Haswell, W. A., 1880. On Some Additional New Genera and Species of Amphipodons Crustaceans, Proc. Linn. Soc. N.S.W. vol. 4: 319–350.

Kossman, R., 1880. Malacostraca. Zool. Ergebn. einer Reise in die Küstengebiete des Roten Meeres, II. Hälfte I. Lfg. III. Teil, Leipzig.

Nicholls, G. E., 1938. Amphipoda Gammandea. Sci. Rep. Australasian Antarctic Exped 1911–1914. Series C, Zool. & Bot. vol. 2 (4): 1–145, text-figs 1–67.

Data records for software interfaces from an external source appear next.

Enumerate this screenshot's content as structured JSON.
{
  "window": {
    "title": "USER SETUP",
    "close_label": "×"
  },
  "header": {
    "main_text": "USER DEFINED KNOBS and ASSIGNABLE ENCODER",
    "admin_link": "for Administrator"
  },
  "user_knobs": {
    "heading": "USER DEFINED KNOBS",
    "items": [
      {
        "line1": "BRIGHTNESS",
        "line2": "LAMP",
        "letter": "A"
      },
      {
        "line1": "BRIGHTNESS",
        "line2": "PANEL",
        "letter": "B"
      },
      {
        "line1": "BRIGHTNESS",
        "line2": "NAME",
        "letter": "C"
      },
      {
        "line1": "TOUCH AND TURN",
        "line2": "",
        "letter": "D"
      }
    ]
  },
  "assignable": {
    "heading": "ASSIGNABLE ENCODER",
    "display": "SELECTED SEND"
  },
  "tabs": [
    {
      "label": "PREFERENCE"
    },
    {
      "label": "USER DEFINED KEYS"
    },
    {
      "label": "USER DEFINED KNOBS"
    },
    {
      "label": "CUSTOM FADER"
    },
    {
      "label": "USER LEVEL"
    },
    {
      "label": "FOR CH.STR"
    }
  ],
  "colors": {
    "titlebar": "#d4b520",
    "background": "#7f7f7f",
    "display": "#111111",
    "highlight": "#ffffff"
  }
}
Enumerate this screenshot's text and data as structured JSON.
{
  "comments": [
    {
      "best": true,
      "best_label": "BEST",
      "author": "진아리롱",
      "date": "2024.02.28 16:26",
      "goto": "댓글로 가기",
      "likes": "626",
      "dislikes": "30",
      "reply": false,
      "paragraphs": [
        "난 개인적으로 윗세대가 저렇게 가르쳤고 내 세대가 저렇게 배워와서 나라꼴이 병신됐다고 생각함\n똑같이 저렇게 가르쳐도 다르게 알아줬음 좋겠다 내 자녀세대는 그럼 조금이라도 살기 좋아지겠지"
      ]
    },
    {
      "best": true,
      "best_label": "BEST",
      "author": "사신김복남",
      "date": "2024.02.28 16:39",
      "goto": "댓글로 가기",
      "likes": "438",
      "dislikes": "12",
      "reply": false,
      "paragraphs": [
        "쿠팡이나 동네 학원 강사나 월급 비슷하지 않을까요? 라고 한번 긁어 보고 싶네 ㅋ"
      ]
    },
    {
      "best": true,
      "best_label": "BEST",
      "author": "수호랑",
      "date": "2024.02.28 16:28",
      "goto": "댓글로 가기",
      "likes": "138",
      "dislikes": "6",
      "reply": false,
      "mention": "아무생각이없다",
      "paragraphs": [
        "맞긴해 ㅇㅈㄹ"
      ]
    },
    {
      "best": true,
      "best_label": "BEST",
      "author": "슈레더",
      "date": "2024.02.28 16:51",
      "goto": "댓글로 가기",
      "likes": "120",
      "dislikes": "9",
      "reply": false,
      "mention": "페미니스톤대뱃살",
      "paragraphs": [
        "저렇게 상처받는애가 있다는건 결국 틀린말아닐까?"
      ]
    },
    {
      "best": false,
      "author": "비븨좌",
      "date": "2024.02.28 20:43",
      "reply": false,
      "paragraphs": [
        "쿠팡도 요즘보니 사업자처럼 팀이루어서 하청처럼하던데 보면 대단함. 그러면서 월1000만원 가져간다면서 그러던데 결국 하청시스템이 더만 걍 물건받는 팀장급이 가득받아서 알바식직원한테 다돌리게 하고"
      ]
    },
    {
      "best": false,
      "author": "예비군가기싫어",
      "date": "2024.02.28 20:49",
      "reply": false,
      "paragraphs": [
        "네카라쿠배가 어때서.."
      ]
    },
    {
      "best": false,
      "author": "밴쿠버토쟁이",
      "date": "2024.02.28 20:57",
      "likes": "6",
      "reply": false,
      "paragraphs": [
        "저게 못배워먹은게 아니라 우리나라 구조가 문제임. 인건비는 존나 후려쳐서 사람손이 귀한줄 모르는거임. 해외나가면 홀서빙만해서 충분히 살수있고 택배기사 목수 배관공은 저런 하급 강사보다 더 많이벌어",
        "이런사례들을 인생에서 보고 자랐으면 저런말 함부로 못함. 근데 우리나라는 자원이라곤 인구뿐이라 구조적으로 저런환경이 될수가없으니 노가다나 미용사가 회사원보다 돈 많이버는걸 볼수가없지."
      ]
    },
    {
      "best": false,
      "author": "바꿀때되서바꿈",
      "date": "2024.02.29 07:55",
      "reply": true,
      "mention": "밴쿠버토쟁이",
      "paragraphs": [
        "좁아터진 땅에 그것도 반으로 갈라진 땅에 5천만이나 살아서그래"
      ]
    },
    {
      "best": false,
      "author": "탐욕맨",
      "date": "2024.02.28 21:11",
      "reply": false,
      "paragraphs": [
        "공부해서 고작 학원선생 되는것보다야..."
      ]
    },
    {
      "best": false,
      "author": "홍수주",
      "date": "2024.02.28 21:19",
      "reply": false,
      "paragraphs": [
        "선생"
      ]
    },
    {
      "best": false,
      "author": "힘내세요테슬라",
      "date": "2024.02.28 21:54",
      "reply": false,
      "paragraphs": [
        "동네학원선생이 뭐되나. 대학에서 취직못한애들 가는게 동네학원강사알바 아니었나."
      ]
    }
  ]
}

Schellenberg, A., 1926. Die Gammariden der Deutschen Südpolar-Expedition 1901–1903. Diutsch. Sudpol.-Exp., XVIII, Zool. X: 235–414, text-figs.

Stebbing, T. R. R., 1906. Amphipoda Gammaridea. Das Tierreich. vol. 21: pp. i-xxxix. 1–806. text-figs.